Music-streaming services including Apple Music and Spotify are counting on live events to set themselves apart from one another, further connect fans with artists and keep their subscription payments flowing. They have been experimenting with concerts based on popular playlists, album-listening parties and Q&A sessions with hard-core fans, identified via their streaming habits.
For artists, these events represent a way to make their music stand out from the tens of millions of songs available on streaming services, and often to connect with fans more directly than they can at a giant concert venue.
"It's an opportunity to raise awareness for Amazon Music and puts us in the spotlight with terrific artists," said Steve Boom, Amazon's vice president for music.
Aside from the Taylor Swift concert, which will also feature SZA, Dua Lipa and Becky G, Amazon recently streamed live performances from Maren Morris and the Jonas Brothers, and invited 100 fans to meet Thomas Rhett and listen to his new album; a Q&A was live streamed on the service.
Spotify Technology SA has hosted listening parties with artists ahead of album releases, inviting fans that the service has identified as the most avid listeners of a given act. It also has drawn upon some of its most popular playlists, including Rap Caviar and Hot Country, as the basis for live shows.
Cade Jarvis, 24 years old, said he was surprised when he received an invitation from Spotify to listen to Carly Rae Jepsen's then-unreleased album on a sunset cruise with the pop star off the South California coast in May.
"I felt super-special when we got to the location. I was expecting a ton of people, but it was the perfect size," said the West Hollywood, Calif., resident. "It felt super personal."
Apple Music has invited fans to exclusive performances from artists including Tyler the Creator and Shawn Mendes, which were also streamed online. This summer, it has rolled out a series of shows across the world with artists from its "Up Next" program, which features up-and-coming acts on the platform.
Live events hosted by streaming service events typically differ in a few key ways from the promotional concerts that radio stations have been staging for decades. Those are typically large affairs at arenas, with fans buying tickets to see lineups that can include upward of a dozen major acts.
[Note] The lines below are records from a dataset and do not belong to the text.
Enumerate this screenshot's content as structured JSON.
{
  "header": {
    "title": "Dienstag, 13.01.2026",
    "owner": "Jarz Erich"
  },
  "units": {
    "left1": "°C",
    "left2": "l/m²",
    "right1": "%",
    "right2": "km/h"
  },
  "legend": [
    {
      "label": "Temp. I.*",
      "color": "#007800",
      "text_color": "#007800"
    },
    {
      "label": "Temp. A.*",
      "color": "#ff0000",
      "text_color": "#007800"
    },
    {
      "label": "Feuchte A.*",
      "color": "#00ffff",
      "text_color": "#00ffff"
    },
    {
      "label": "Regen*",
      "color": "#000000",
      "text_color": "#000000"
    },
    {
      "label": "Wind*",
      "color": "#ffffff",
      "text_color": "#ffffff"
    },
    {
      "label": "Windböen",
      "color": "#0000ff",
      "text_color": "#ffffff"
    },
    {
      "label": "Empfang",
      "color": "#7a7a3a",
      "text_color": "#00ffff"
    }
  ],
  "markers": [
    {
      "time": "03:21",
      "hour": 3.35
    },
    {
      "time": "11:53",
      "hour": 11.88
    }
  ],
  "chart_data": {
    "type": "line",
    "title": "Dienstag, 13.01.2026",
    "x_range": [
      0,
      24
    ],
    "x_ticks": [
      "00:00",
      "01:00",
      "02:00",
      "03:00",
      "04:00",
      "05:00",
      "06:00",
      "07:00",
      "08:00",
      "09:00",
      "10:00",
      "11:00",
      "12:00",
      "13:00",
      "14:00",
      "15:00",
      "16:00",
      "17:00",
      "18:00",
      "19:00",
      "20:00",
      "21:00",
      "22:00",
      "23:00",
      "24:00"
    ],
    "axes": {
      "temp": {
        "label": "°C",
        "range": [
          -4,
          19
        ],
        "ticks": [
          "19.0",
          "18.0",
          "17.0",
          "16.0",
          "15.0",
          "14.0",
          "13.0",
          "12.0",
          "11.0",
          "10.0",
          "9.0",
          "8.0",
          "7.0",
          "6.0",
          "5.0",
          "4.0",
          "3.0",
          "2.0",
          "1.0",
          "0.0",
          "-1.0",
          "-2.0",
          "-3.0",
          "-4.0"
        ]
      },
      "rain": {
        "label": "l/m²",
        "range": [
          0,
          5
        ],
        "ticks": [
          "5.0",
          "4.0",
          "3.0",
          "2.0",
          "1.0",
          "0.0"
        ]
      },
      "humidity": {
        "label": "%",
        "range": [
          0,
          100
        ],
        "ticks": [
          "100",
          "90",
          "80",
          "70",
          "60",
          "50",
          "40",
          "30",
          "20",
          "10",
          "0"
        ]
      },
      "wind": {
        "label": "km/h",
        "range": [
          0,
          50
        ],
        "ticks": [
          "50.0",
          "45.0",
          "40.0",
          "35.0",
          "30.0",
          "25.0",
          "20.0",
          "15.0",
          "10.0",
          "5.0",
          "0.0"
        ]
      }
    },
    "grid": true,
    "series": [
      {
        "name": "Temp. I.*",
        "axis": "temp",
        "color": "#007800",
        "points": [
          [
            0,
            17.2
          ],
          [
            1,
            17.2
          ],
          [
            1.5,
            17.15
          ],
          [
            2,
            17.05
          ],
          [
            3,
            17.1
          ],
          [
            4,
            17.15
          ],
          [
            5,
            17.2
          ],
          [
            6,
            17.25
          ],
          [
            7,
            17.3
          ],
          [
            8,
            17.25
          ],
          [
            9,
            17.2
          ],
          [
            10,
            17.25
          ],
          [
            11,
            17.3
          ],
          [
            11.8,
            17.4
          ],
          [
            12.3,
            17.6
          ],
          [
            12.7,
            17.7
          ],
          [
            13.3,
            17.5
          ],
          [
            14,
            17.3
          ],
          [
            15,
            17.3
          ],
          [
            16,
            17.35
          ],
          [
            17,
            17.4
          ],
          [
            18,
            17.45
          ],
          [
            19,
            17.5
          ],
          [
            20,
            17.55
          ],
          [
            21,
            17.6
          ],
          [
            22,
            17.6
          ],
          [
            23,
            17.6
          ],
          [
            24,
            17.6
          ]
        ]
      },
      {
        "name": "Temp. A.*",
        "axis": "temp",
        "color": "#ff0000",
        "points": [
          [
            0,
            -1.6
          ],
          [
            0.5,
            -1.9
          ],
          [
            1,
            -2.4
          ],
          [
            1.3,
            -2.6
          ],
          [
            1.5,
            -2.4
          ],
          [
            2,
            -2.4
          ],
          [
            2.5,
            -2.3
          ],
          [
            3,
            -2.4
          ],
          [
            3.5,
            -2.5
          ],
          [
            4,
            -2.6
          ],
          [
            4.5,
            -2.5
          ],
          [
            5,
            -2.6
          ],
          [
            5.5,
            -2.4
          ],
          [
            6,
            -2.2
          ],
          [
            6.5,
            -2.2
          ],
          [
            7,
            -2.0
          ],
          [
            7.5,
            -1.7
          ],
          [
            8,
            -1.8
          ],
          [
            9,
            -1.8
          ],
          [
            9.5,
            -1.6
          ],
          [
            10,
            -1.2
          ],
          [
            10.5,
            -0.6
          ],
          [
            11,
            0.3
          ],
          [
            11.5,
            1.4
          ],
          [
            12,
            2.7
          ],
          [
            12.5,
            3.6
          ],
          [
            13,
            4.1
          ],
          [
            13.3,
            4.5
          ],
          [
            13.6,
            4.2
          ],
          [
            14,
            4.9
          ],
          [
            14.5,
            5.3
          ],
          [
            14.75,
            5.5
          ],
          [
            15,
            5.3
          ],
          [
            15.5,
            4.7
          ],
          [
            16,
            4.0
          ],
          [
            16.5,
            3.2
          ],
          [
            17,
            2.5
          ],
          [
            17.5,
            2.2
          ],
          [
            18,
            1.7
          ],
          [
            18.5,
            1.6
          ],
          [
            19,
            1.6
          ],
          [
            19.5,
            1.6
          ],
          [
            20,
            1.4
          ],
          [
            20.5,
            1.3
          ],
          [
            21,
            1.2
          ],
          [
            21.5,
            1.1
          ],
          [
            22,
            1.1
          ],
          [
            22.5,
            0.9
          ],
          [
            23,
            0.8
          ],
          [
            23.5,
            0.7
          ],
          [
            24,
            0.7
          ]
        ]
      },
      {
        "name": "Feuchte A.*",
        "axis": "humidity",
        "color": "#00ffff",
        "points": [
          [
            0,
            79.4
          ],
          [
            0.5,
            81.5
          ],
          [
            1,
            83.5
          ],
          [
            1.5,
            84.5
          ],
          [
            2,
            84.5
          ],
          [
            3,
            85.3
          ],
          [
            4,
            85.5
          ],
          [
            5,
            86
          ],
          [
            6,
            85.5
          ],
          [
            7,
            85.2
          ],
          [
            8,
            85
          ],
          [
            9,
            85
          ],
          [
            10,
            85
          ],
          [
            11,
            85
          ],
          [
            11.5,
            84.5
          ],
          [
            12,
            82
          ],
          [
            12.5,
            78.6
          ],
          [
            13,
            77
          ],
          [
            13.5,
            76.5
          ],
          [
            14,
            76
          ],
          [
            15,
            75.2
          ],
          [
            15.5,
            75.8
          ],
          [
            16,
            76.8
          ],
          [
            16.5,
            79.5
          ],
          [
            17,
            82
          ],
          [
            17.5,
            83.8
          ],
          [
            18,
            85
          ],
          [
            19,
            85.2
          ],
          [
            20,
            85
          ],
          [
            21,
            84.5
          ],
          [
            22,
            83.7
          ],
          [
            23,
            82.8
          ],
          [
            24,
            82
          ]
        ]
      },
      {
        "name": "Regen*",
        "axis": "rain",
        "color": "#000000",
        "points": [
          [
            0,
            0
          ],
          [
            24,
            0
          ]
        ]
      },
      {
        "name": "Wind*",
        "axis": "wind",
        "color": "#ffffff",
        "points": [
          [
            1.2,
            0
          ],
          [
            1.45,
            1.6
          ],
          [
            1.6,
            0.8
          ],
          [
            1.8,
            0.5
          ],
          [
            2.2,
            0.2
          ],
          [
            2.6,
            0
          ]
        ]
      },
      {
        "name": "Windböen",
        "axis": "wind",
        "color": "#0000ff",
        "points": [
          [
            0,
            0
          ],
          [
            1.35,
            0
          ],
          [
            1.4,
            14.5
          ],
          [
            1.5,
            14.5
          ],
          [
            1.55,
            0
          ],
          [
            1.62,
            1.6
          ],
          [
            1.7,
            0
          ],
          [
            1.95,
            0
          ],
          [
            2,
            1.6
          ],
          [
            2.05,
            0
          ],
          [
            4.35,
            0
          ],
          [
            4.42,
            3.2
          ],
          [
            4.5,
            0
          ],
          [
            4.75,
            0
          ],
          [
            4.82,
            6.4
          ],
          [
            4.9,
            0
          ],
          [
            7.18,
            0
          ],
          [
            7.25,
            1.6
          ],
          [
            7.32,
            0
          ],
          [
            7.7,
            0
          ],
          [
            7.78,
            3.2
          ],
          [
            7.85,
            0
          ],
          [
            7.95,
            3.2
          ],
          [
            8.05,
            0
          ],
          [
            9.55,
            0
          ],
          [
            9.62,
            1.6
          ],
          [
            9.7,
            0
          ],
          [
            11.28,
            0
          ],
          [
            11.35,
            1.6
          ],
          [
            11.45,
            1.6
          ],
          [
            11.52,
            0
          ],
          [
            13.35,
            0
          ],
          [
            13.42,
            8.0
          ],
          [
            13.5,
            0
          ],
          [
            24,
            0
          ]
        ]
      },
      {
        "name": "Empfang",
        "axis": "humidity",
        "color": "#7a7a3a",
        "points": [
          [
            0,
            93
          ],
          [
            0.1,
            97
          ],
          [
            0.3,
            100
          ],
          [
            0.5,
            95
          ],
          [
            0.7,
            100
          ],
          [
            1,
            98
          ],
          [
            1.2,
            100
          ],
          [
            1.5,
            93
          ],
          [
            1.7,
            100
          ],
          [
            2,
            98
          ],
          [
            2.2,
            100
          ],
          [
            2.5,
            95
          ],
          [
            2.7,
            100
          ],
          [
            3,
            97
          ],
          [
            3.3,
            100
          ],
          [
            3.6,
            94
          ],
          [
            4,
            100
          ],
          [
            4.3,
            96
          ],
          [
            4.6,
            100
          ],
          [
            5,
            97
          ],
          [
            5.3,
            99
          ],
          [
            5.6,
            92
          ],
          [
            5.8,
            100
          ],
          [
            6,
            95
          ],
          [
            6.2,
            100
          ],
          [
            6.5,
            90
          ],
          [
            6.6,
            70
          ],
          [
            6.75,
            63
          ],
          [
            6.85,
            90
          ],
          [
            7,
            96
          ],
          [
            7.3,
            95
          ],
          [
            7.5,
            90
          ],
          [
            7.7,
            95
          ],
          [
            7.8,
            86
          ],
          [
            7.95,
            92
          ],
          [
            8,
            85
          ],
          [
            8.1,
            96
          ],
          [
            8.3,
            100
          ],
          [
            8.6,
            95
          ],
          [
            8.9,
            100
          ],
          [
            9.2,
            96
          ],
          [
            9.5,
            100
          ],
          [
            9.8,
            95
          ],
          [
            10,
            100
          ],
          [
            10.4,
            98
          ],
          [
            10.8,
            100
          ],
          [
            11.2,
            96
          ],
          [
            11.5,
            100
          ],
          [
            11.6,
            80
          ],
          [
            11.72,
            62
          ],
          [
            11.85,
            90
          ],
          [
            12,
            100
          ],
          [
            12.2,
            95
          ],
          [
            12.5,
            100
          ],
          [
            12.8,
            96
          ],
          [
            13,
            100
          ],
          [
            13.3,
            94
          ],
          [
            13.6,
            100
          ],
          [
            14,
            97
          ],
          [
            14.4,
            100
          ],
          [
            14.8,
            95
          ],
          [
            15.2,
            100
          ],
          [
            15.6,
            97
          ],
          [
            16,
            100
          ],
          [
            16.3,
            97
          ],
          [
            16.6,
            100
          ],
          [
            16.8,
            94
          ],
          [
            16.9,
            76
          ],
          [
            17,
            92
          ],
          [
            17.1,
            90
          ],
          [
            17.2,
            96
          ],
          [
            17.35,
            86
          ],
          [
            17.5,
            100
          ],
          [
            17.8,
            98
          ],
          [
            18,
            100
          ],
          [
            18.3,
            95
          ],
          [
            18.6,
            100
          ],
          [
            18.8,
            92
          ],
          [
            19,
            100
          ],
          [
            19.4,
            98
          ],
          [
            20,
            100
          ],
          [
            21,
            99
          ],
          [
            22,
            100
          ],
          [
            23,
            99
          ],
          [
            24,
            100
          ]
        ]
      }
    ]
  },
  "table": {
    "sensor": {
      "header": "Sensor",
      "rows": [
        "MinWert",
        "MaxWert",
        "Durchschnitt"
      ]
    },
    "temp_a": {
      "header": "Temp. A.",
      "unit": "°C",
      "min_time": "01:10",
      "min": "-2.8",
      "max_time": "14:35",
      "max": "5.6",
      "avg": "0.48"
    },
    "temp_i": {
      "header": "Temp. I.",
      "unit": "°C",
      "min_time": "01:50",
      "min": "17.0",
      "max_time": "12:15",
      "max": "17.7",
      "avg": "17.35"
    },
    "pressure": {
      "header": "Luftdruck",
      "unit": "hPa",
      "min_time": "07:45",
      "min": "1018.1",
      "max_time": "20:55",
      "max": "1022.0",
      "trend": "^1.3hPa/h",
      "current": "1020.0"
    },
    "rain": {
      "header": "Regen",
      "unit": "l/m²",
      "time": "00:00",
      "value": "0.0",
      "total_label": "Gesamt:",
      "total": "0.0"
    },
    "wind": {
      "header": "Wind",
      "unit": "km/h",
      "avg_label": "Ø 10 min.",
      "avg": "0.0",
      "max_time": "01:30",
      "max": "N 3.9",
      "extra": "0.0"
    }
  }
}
Events hosted by Apple Music, Spotify and Amazon Music typically feature no more than a few artists, often in a more intimate venue, and are free for the audience, which consists of fans invited by the service.
Apple Inc. itself for many years hosted a monthlong event in London that it called the iTunes Festival, before briefly changing its name to the Apple Music Festival. The event, which featured dozens of major artists, was canceled after its 10th year, in 2016. As with radio-station shows, artists typically aren't paid to appear at streaming shows. Rather, they are often given free marketing and promotion, such as prominent placement of new music on a streaming service, billboards and other advertisements and spots on playlists, which can drum up millions of listens for a given song.
"If you do a Spotify session or an Apple Music event you know that platform is going to support your project beyond that," said one major music company executive. "They're not going to walk away the next day. They want to be seen as a partner of the artist."
With all the services offering essentially the same library of songs, an exclusive performance is meant to signal to fans why they should subscribe to one in particular.
"We're not just a square on their phone," said Marian Dicus, Spotify's global head of artist and label services. "We're bringing them something they can't get anywhere else."
Streaming services also see these events as a way to get fans to get back online and to listen more.
"Live is where the excitement is," said Zane Lowe, global creative director and host at Apple Music. "After streaming a Shawn Mendes show and hearing him talk about his music, it's natural for a fan to want to dive straight into his music.
Write to Anne Steele at Anne.Steele@wsj.com
(END) Dow Jones Newswires
July 09, 2019 19:33 ET (23:33 GMT)
Copyright (c) 2019 Dow Jones & Company, Inc.